PROBLEM TO WORK ON: Set the data down again, word for word, as it appears below.

MATERIALS PROVIDED:
Start of Block

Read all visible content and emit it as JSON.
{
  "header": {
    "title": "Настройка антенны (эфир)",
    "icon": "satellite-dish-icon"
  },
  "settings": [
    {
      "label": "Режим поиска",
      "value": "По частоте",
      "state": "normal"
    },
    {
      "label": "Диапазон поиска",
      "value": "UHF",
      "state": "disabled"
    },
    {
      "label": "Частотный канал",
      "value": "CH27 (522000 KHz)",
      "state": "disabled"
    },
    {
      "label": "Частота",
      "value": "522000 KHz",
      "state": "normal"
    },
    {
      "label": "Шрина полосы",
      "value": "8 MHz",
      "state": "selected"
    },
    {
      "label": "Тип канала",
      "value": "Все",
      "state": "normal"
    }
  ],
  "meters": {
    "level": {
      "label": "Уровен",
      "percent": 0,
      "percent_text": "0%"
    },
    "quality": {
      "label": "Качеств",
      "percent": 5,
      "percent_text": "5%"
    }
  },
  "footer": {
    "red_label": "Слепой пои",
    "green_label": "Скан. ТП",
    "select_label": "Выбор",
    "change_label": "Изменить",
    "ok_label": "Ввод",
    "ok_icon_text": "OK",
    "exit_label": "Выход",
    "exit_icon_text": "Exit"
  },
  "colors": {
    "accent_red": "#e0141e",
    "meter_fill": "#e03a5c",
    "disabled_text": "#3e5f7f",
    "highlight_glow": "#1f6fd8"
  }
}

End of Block

WRITTEN SOLUTION:
Read all visible content and emit it as JSON.
{
  "header": {
    "title": "Настройка антенны (эфир)",
    "icon": "satellite-dish-icon"
  },
  "settings": [
    {
      "label": "Режим поиска",
      "value": "По частоте",
      "state": "normal"
    },
    {
      "label": "Диапазон поиска",
      "value": "UHF",
      "state": "disabled"
    },
    {
      "label": "Частотный канал",
      "value": "CH27 (522000 KHz)",
      "state": "disabled"
    },
    {
      "label": "Частота",
      "value": "522000 KHz",
      "state": "normal"
    },
    {
      "label": "Шрина полосы",
      "value": "8 MHz",
      "state": "selected"
    },
    {
      "label": "Тип канала",
      "value": "Все",
      "state": "normal"
    }
  ],
  "meters": {
    "level": {
      "label": "Уровен",
      "percent": 0,
      "percent_text": "0%"
    },
    "quality": {
      "label": "Качеств",
      "percent": 5,
      "percent_text": "5%"
    }
  },
  "footer": {
    "red_label": "Слепой пои",
    "green_label": "Скан. ТП",
    "select_label": "Выбор",
    "change_label": "Изменить",
    "ok_label": "Ввод",
    "ok_icon_text": "OK",
    "exit_label": "Выход",
    "exit_icon_text": "Exit"
  },
  "colors": {
    "accent_red": "#e0141e",
    "meter_fill": "#e03a5c",
    "disabled_text": "#3e5f7f",
    "highlight_glow": "#1f6fd8"
  }
}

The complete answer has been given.